Work instruction: Line by line, give the data again exactly as it appears.
** Exercise input follows **
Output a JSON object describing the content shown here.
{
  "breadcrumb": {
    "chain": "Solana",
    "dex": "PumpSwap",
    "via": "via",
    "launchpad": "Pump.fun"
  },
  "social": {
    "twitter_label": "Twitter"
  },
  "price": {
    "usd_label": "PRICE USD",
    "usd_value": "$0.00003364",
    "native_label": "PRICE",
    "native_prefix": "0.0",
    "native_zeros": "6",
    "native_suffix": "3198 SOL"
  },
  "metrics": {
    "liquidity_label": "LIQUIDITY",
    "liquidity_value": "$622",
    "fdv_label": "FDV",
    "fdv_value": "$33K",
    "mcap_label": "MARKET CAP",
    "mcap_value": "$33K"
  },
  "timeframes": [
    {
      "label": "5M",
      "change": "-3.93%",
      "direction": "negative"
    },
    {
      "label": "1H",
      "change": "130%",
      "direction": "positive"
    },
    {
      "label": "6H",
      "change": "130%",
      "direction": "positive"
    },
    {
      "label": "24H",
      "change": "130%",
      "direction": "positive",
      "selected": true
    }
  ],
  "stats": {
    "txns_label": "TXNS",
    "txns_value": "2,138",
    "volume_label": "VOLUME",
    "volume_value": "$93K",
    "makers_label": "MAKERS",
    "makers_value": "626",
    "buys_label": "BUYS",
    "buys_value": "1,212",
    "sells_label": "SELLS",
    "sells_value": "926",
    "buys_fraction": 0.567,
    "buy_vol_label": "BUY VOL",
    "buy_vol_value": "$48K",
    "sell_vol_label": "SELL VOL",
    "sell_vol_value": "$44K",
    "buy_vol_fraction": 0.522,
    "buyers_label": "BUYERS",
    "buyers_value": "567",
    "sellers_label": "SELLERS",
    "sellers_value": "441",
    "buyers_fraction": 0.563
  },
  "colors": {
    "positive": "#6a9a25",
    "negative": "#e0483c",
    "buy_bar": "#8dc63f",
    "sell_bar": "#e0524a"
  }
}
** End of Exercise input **
Finished exercise:
Output a JSON object describing the content shown here.
{
  "breadcrumb": {
    "chain": "Solana",
    "dex": "PumpSwap",
    "via": "via",
    "launchpad": "Pump.fun"
  },
  "social": {
    "twitter_label": "Twitter"
  },
  "price": {
    "usd_label": "PRICE USD",
    "usd_value": "$0.00003364",
    "native_label": "PRICE",
    "native_prefix": "0.0",
    "native_zeros": "6",
    "native_suffix": "3198 SOL"
  },
  "metrics": {
    "liquidity_label": "LIQUIDITY",
    "liquidity_value": "$622",
    "fdv_label": "FDV",
    "fdv_value": "$33K",
    "mcap_label": "MARKET CAP",
    "mcap_value": "$33K"
  },
  "timeframes": [
    {
      "label": "5M",
      "change": "-3.93%",
      "direction": "negative"
    },
    {
      "label": "1H",
      "change": "130%",
      "direction": "positive"
    },
    {
      "label": "6H",
      "change": "130%",
      "direction": "positive"
    },
    {
      "label": "24H",
      "change": "130%",
      "direction": "positive",
      "selected": true
    }
  ],
  "stats": {
    "txns_label": "TXNS",
    "txns_value": "2,138",
    "volume_label": "VOLUME",
    "volume_value": "$93K",
    "makers_label": "MAKERS",
    "makers_value": "626",
    "buys_label": "BUYS",
    "buys_value": "1,212",
    "sells_label": "SELLS",
    "sells_value": "926",
    "buys_fraction": 0.567,
    "buy_vol_label": "BUY VOL",
    "buy_vol_value": "$48K",
    "sell_vol_label": "SELL VOL",
    "sell_vol_value": "$44K",
    "buy_vol_fraction": 0.522,
    "buyers_label": "BUYERS",
    "buyers_value": "567",
    "sellers_label": "SELLERS",
    "sellers_value": "441",
    "buyers_fraction": 0.563
  },
  "colors": {
    "positive": "#6a9a25",
    "negative": "#e0483c",
    "buy_bar": "#8dc63f",
    "sell_bar": "#e0524a"
  }
}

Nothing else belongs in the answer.